Stored items from a collection:
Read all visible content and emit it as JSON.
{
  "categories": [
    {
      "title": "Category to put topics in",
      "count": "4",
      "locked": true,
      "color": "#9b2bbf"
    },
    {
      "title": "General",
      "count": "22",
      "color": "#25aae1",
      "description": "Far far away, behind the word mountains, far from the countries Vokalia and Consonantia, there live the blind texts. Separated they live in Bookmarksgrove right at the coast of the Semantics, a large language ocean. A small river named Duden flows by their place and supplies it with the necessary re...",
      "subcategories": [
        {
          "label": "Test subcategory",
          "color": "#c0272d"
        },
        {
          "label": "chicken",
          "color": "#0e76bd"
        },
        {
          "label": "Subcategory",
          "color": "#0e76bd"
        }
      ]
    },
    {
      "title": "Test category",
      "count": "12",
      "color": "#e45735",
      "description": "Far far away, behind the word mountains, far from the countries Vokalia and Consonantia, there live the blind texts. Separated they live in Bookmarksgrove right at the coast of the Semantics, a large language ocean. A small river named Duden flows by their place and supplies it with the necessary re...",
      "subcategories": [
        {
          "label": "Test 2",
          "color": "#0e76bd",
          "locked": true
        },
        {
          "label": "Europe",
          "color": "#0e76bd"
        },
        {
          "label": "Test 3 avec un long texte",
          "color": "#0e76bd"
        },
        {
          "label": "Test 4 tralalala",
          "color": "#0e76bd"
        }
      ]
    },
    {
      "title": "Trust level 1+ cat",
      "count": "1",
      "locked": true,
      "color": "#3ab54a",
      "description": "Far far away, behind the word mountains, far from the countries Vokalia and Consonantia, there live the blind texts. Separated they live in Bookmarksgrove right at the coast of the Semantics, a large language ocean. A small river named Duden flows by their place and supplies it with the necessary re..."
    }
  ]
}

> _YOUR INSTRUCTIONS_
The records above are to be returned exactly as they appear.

> _SOLUTION FOR THIS TASK_
Read all visible content and emit it as JSON.
{
  "categories": [
    {
      "title": "Category to put topics in",
      "count": "4",
      "locked": true,
      "color": "#9b2bbf"
    },
    {
      "title": "General",
      "count": "22",
      "color": "#25aae1",
      "description": "Far far away, behind the word mountains, far from the countries Vokalia and Consonantia, there live the blind texts. Separated they live in Bookmarksgrove right at the coast of the Semantics, a large language ocean. A small river named Duden flows by their place and supplies it with the necessary re...",
      "subcategories": [
        {
          "label": "Test subcategory",
          "color": "#c0272d"
        },
        {
          "label": "chicken",
          "color": "#0e76bd"
        },
        {
          "label": "Subcategory",
          "color": "#0e76bd"
        }
      ]
    },
    {
      "title": "Test category",
      "count": "12",
      "color": "#e45735",
      "description": "Far far away, behind the word mountains, far from the countries Vokalia and Consonantia, there live the blind texts. Separated they live in Bookmarksgrove right at the coast of the Semantics, a large language ocean. A small river named Duden flows by their place and supplies it with the necessary re...",
      "subcategories": [
        {
          "label": "Test 2",
          "color": "#0e76bd",
          "locked": true
        },
        {
          "label": "Europe",
          "color": "#0e76bd"
        },
        {
          "label": "Test 3 avec un long texte",
          "color": "#0e76bd"
        },
        {
          "label": "Test 4 tralalala",
          "color": "#0e76bd"
        }
      ]
    },
    {
      "title": "Trust level 1+ cat",
      "count": "1",
      "locked": true,
      "color": "#3ab54a",
      "description": "Far far away, behind the word mountains, far from the countries Vokalia and Consonantia, there live the blind texts. Separated they live in Bookmarksgrove right at the coast of the Semantics, a large language ocean. A small river named Duden flows by their place and supplies it with the necessary re..."
    }
  ]
}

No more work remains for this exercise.